Element data from apps and pages:
────────

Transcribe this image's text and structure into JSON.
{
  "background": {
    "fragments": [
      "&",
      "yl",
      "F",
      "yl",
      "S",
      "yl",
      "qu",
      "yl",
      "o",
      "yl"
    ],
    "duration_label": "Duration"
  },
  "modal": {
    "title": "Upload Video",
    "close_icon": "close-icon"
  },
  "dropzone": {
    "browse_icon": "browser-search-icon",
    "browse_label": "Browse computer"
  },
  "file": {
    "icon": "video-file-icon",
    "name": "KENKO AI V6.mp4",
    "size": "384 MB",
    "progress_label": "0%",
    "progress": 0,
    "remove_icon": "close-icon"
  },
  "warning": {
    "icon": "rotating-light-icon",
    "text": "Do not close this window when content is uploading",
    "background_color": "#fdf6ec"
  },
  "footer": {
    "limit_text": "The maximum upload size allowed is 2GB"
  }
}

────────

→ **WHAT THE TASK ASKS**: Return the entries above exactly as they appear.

→ **RESPONSE TO THE TASK**:
Transcribe this image's text and structure into JSON.
{
  "background": {
    "fragments": [
      "&",
      "yl",
      "F",
      "yl",
      "S",
      "yl",
      "qu",
      "yl",
      "o",
      "yl"
    ],
    "duration_label": "Duration"
  },
  "modal": {
    "title": "Upload Video",
    "close_icon": "close-icon"
  },
  "dropzone": {
    "browse_icon": "browser-search-icon",
    "browse_label": "Browse computer"
  },
  "file": {
    "icon": "video-file-icon",
    "name": "KENKO AI V6.mp4",
    "size": "384 MB",
    "progress_label": "0%",
    "progress": 0,
    "remove_icon": "close-icon"
  },
  "warning": {
    "icon": "rotating-light-icon",
    "text": "Do not close this window when content is uploading",
    "background_color": "#fdf6ec"
  },
  "footer": {
    "limit_text": "The maximum upload size allowed is 2GB"
  }
}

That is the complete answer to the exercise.